Extracted records
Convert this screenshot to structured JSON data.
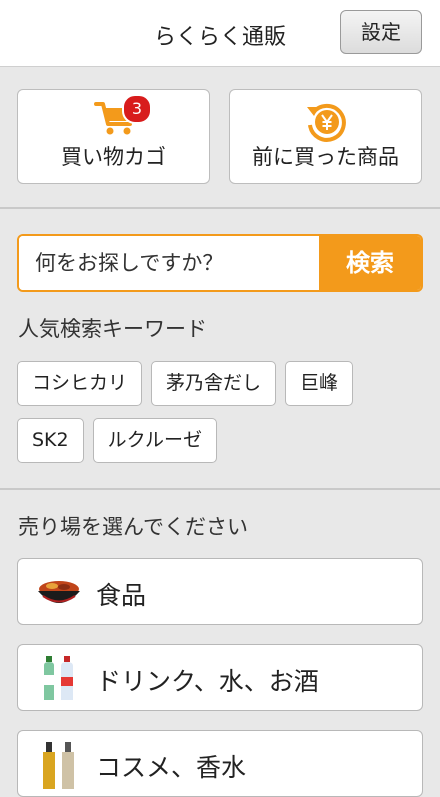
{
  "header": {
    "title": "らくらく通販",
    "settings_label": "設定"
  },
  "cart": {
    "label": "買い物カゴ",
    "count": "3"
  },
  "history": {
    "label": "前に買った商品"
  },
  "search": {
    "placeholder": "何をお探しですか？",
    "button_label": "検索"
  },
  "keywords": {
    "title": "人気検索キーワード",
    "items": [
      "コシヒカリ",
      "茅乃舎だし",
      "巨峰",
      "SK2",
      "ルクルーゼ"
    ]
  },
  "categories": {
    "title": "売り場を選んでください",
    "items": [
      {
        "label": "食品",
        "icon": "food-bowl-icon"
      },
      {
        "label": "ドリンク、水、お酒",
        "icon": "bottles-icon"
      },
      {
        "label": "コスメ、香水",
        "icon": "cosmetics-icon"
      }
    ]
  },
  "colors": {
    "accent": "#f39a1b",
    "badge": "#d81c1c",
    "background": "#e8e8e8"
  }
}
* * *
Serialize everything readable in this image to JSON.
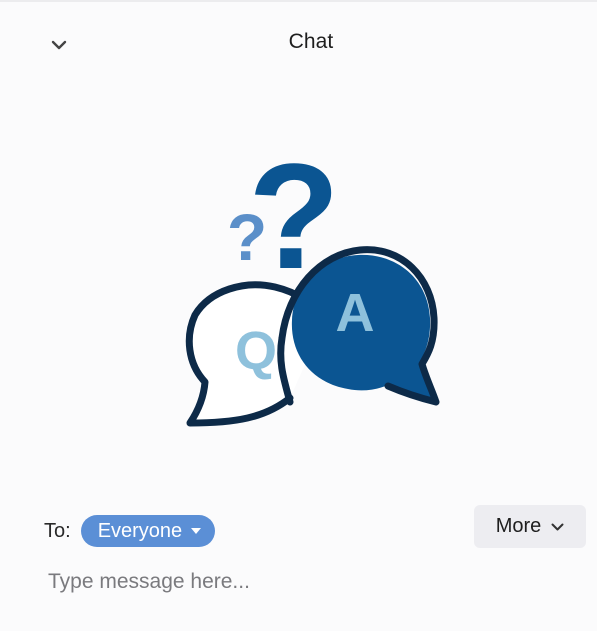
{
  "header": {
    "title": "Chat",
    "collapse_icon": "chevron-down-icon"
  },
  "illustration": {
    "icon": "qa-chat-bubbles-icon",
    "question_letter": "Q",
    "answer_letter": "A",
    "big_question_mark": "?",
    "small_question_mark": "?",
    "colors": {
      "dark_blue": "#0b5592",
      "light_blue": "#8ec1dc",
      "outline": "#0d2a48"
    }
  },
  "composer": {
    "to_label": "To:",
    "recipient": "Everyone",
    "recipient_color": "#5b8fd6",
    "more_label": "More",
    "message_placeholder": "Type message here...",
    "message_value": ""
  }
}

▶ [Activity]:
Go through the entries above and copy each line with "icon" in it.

▶ [Output of the exercise]:
        "icon": "food-bowl-icon"
        "icon": "bottles-icon"
        "icon": "cosmetics-icon"
    "collapse_icon": "chevron-down-icon"
    "icon": "qa-chat-bubbles-icon",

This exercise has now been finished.